Missoni Debuts Exhibition with Jonas Mekas at Madison Avenue Boutique
Missoni celebrated their third installment of their Surface Conversion Project, which invites artists to reimagine the brand’s retail spaces. The new installation features work by Jonas Mekas, the 94-year-old filmmaker, poet, and artist who has been called the godfather of American avant-garde cinema. Previous collaborations on Missoni’s Surface Conversion Project include a collaboration with Servane Mary and Raphaël Castoriano‘s Kreëmart.
The Mekas exhibition features a double-screen video installation visible from the shop windows that celebrates the seasonal cycles of the metropolis of New York City. On the second floor, a sepcial version of Mekas’ Walden, ir projected onto two screens for the first time ever recomposing and splitting the original montage into two streams representing winter and summer. Flowers are a central theme to the exhibition. “You don’t think flowers are plentiful in New York City,” said Mekas. “But if you look closely, you will find that they are everywhere.”
Angela Missoni, who is celebrating 20 years at the helm of her family’s business, said she and Mekas bonded two years ago when he did a show with a friend of hers in Italy. “It just so happened that we had many things in common. I love the positive views he has on life, always,” Angela Missoni told The Daily. “He was also a refugee like my father was a refugee. My father was born in Italy, but from a piece of Italy that Italy lost after WWII, which became a part of Yugoslavia. He was born in a city called Ragusa that then became called Dubrovnik. He was raised in Zara, which then became Zadar. Italy lost those territories so when my father came back after five years of prison, he no longer had a home. So he and his family had to build a new life. Both my father and Jonas Mekas had to create a new home.” Mekas, originally from Lithuania, was detained along with his brother at a concentration camp in Elmshorn Germany in 1944 for eight months before escaping and living in hiding on a farm for two months until the end of the war. They would eventually find refuge in the U.S. and settle in Williamsburg, Brooklyn.
“It was so incredible that he had the dream of the flower that he had 20 years ago and I love dreamers,” said Missoni. “I am also a dreamer.”
The inspiration for the exhibition was based on the below journal entry Mekas made on October 9, 1997 in which he recalled his dream:
“Last night I had an ecstatic dream.
Suddenly before my eyes appeared fields and fields of wild flowers. They were passing by my eyes. Field after field, the meadows full of flowers in the most exquisite colors: blue, yellow, red, purple and they were all so real. I could almost smell them, like in my childhood.

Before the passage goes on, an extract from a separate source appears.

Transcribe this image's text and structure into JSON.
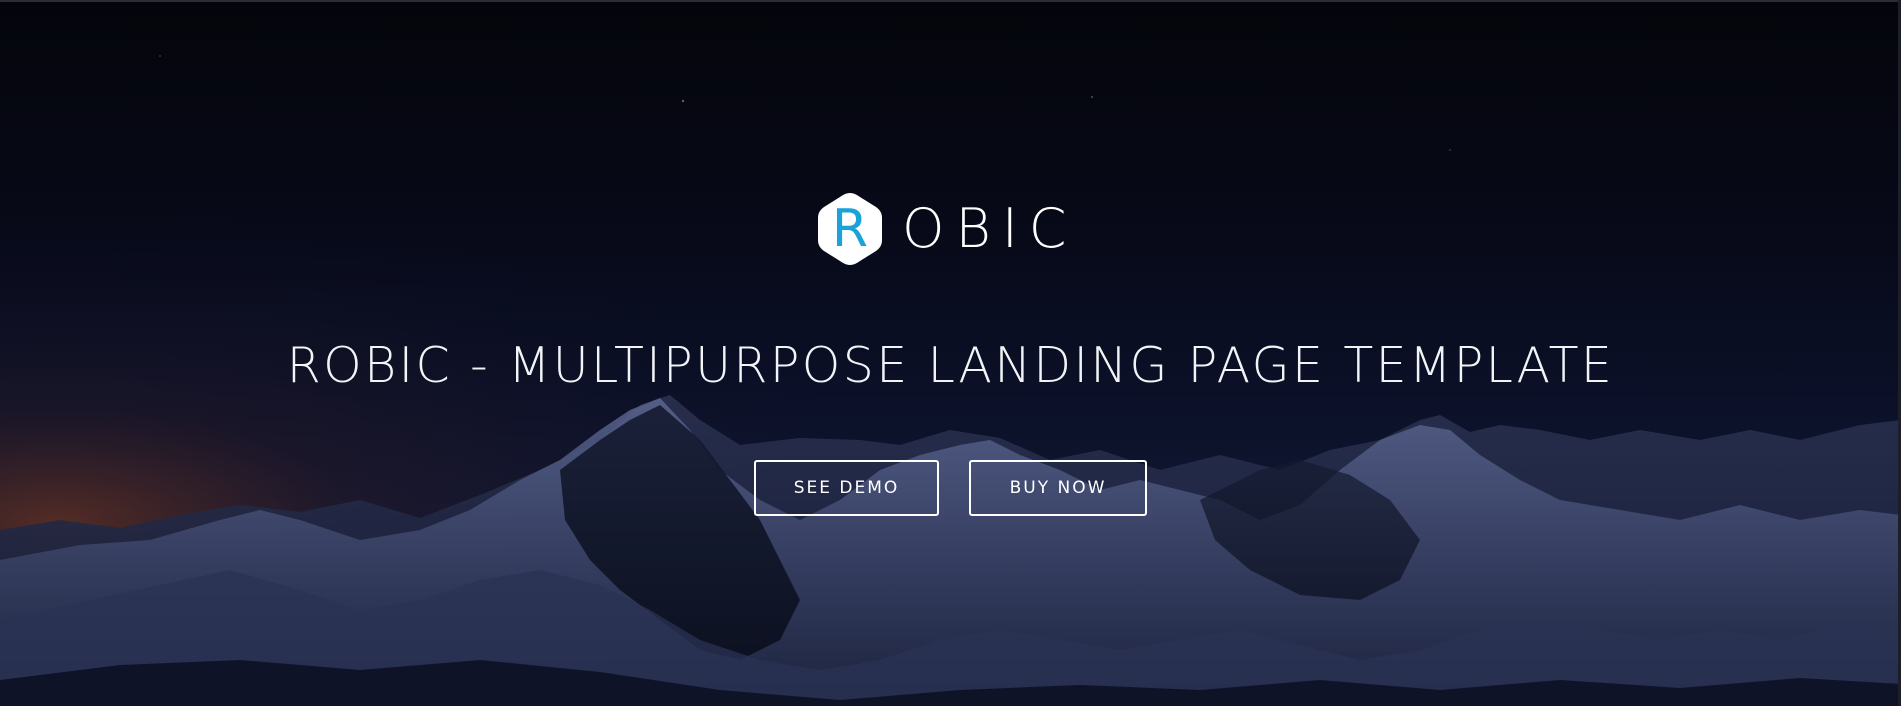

I told this dream to Auguste this morning. So he said, you know, this dream tells you that in your previous life you were a bee. Yes, I said, it must be so. I always liked flowers, I always gathered them as a child for the healing woman of my village. She trusted only me. I knew all the flowers of our village and the neighboring villages too. So you may be right. I always had a very personal relationship with flowers.”
From a man that has experienced so much, his enthusiasm, positivity, and sense of beauty was palpable both in person and in his work. Just the night before, Mekas was said to have run home to paint some floral canvases to complete the exhibit after feeling that something was missing. Those pieces are now displayed in glass cases in the center of the boutique. Missoni radiated a similar sense of passion about her work. “Everything has changed so fast over the last 20 years,” said Missoni. “So I’m kind of surprised that we can still be here and still be alive and still have something to say. I feel proud that we are still here and that Missoni is still in the family.”